Requirement:
Reproduce the complete listing without any deviation.

━━━━━ Recorded information

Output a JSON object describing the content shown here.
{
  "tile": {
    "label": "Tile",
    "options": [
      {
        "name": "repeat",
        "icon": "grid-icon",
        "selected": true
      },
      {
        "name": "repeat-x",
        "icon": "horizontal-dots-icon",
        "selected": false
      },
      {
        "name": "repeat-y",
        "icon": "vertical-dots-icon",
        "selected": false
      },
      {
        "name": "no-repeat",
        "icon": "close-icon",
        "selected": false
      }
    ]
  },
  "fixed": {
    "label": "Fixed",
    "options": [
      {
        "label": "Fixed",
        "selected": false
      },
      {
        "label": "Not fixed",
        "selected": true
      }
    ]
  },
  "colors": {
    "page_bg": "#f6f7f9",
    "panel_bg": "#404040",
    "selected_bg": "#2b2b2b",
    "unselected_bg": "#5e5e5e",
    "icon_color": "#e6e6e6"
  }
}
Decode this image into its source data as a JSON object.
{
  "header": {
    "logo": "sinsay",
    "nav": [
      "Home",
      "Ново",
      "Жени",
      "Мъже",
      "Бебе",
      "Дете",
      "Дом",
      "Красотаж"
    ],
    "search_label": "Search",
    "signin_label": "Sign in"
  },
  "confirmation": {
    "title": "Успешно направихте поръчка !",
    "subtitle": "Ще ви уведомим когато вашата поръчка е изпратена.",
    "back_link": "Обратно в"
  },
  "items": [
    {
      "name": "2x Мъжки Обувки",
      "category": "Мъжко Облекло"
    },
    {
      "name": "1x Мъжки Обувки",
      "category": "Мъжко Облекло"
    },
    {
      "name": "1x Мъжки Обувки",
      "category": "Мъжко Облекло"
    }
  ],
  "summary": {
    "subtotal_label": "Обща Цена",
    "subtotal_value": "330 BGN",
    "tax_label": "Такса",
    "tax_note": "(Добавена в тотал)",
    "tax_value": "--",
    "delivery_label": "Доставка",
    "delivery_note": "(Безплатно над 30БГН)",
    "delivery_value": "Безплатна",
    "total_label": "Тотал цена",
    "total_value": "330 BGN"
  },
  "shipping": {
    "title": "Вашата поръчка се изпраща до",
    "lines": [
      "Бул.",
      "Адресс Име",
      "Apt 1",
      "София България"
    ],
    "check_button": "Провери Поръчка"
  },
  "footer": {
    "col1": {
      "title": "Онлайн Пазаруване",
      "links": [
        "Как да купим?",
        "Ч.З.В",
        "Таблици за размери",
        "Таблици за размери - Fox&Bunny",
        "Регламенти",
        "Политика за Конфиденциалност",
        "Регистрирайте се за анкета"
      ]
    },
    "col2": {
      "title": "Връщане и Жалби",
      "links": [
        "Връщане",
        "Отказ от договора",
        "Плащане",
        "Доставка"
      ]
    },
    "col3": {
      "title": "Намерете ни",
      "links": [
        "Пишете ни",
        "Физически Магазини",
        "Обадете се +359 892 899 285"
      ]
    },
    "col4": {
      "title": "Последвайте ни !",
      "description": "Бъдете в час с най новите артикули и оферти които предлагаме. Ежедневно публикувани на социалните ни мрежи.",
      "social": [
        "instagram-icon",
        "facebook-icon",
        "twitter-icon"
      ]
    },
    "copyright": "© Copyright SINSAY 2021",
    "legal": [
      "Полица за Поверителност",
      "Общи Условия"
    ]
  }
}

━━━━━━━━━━

Exercise answer:
Output a JSON object describing the content shown here.
{
  "tile": {
    "label": "Tile",
    "options": [
      {
        "name": "repeat",
        "icon": "grid-icon",
        "selected": true
      },
      {
        "name": "repeat-x",
        "icon": "horizontal-dots-icon",
        "selected": false
      },
      {
        "name": "repeat-y",
        "icon": "vertical-dots-icon",
        "selected": false
      },
      {
        "name": "no-repeat",
        "icon": "close-icon",
        "selected": false
      }
    ]
  },
  "fixed": {
    "label": "Fixed",
    "options": [
      {
        "label": "Fixed",
        "selected": false
      },
      {
        "label": "Not fixed",
        "selected": true
      }
    ]
  },
  "colors": {
    "page_bg": "#f6f7f9",
    "panel_bg": "#404040",
    "selected_bg": "#2b2b2b",
    "unselected_bg": "#5e5e5e",
    "icon_color": "#e6e6e6"
  }
}
Decode this image into its source data as a JSON object.
{
  "header": {
    "logo": "sinsay",
    "nav": [
      "Home",
      "Ново",
      "Жени",
      "Мъже",
      "Бебе",
      "Дете",
      "Дом",
      "Красотаж"
    ],
    "search_label": "Search",
    "signin_label": "Sign in"
  },
  "confirmation": {
    "title": "Успешно направихте поръчка !",
    "subtitle": "Ще ви уведомим когато вашата поръчка е изпратена.",
    "back_link": "Обратно в"
  },
  "items": [
    {
      "name": "2x Мъжки Обувки",
      "category": "Мъжко Облекло"
    },
    {
      "name": "1x Мъжки Обувки",
      "category": "Мъжко Облекло"
    },
    {
      "name": "1x Мъжки Обувки",
      "category": "Мъжко Облекло"
    }
  ],
  "summary": {
    "subtotal_label": "Обща Цена",
    "subtotal_value": "330 BGN",
    "tax_label": "Такса",
    "tax_note": "(Добавена в тотал)",
    "tax_value": "--",
    "delivery_label": "Доставка",
    "delivery_note": "(Безплатно над 30БГН)",
    "delivery_value": "Безплатна",
    "total_label": "Тотал цена",
    "total_value": "330 BGN"
  },
  "shipping": {
    "title": "Вашата поръчка се изпраща до",
    "lines": [
      "Бул.",
      "Адресс Име",
      "Apt 1",
      "София България"
    ],
    "check_button": "Провери Поръчка"
  },
  "footer": {
    "col1": {
      "title": "Онлайн Пазаруване",
      "links": [
        "Как да купим?",
        "Ч.З.В",
        "Таблици за размери",
        "Таблици за размери - Fox&Bunny",
        "Регламенти",
        "Политика за Конфиденциалност",
        "Регистрирайте се за анкета"
      ]
    },
    "col2": {
      "title": "Връщане и Жалби",
      "links": [
        "Връщане",
        "Отказ от договора",
        "Плащане",
        "Доставка"
      ]
    },
    "col3": {
      "title": "Намерете ни",
      "links": [
        "Пишете ни",
        "Физически Магазини",
        "Обадете се +359 892 899 285"
      ]
    },
    "col4": {
      "title": "Последвайте ни !",
      "description": "Бъдете в час с най новите артикули и оферти които предлагаме. Ежедневно публикувани на социалните ни мрежи.",
      "social": [
        "instagram-icon",
        "facebook-icon",
        "twitter-icon"
      ]
    },
    "copyright": "© Copyright SINSAY 2021",
    "legal": [
      "Полица за Поверителност",
      "Общи Условия"
    ]
  }
}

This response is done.